Council unanimously passed the final reading of a resolution during Wednesday (June 14) night’s meeting which amends the town’s noise and nuisance bylaw to fast-track noise exemptions for farmers looking to scare nuisance animals away from their crops with shotguns or noisemakers.
Area farmers had previously requested a blanket exemption but council was not comfortable granting it.
The new resolution allows exemption requests to be judged on a case-by-case basis by the town’s chief administrative officer, Robert Hughes. Hughes could then grant a temporary exemption to the individual farmer.
Exemptions have been granted previously, however, in the past the decision had to be voted on by council during a monthly town meeting.

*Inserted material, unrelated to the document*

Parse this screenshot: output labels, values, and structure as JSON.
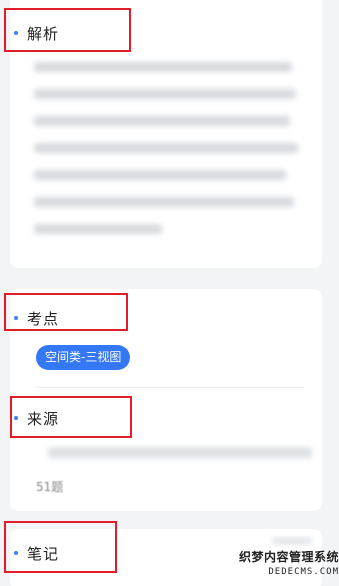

Coun. Emile Gallant, chair of the safety and services board, previously told The Guardian the amendment was necessary to save time for farmers. In previous cases, much of the damage to crops had already been done while farmers waited for council to vote on the exemption.
“It can take a while (to get an exemption from council) while the CAO can make a decision that same day,” said Gallant. “Last year, we heard of some farmers over a 24- to 48-hour period losing $10,000 from crows coming in and taking all the small crops they had planted.
“So decisions have to be made very quickly for them.”
While crows have been the main source of problems, the amendment will include other nuisance animals. Affected crops have ranged from turnips, cabbages, strawberries and brussel sprouts to just about any produce that has a seed planted only a few inches underground and within reach of the nuisance animals.